AIM OF THE EXERCISE:
Examine each line of the data, and copy the ones containing "Tables".
┄┄┄┄┄┄
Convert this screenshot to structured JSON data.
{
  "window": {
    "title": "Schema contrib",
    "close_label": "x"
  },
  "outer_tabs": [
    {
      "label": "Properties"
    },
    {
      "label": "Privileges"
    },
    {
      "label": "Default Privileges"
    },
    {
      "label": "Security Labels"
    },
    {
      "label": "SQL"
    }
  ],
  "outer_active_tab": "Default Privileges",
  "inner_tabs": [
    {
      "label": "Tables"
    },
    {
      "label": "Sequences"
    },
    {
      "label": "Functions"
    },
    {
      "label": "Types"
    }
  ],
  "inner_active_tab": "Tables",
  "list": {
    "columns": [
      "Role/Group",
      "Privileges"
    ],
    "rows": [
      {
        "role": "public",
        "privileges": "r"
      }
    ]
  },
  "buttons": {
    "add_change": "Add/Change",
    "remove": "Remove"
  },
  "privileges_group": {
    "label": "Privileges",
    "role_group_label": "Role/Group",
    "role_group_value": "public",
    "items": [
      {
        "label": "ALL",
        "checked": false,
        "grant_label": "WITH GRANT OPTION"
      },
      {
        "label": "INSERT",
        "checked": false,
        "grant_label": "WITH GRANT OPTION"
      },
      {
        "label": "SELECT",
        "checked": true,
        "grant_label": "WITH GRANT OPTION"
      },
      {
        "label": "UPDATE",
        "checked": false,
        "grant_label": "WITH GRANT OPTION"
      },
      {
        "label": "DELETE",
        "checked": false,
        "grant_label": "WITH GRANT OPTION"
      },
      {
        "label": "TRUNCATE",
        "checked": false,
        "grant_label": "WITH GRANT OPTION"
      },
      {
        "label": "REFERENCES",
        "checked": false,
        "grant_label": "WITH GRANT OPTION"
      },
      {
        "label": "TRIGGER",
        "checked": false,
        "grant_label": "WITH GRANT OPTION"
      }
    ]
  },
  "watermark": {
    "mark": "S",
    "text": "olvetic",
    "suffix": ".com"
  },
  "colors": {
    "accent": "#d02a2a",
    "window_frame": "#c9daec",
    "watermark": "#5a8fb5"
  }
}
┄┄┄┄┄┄
ANSWER AREA:
      "label": "Tables"
  "inner_active_tab": "Tables",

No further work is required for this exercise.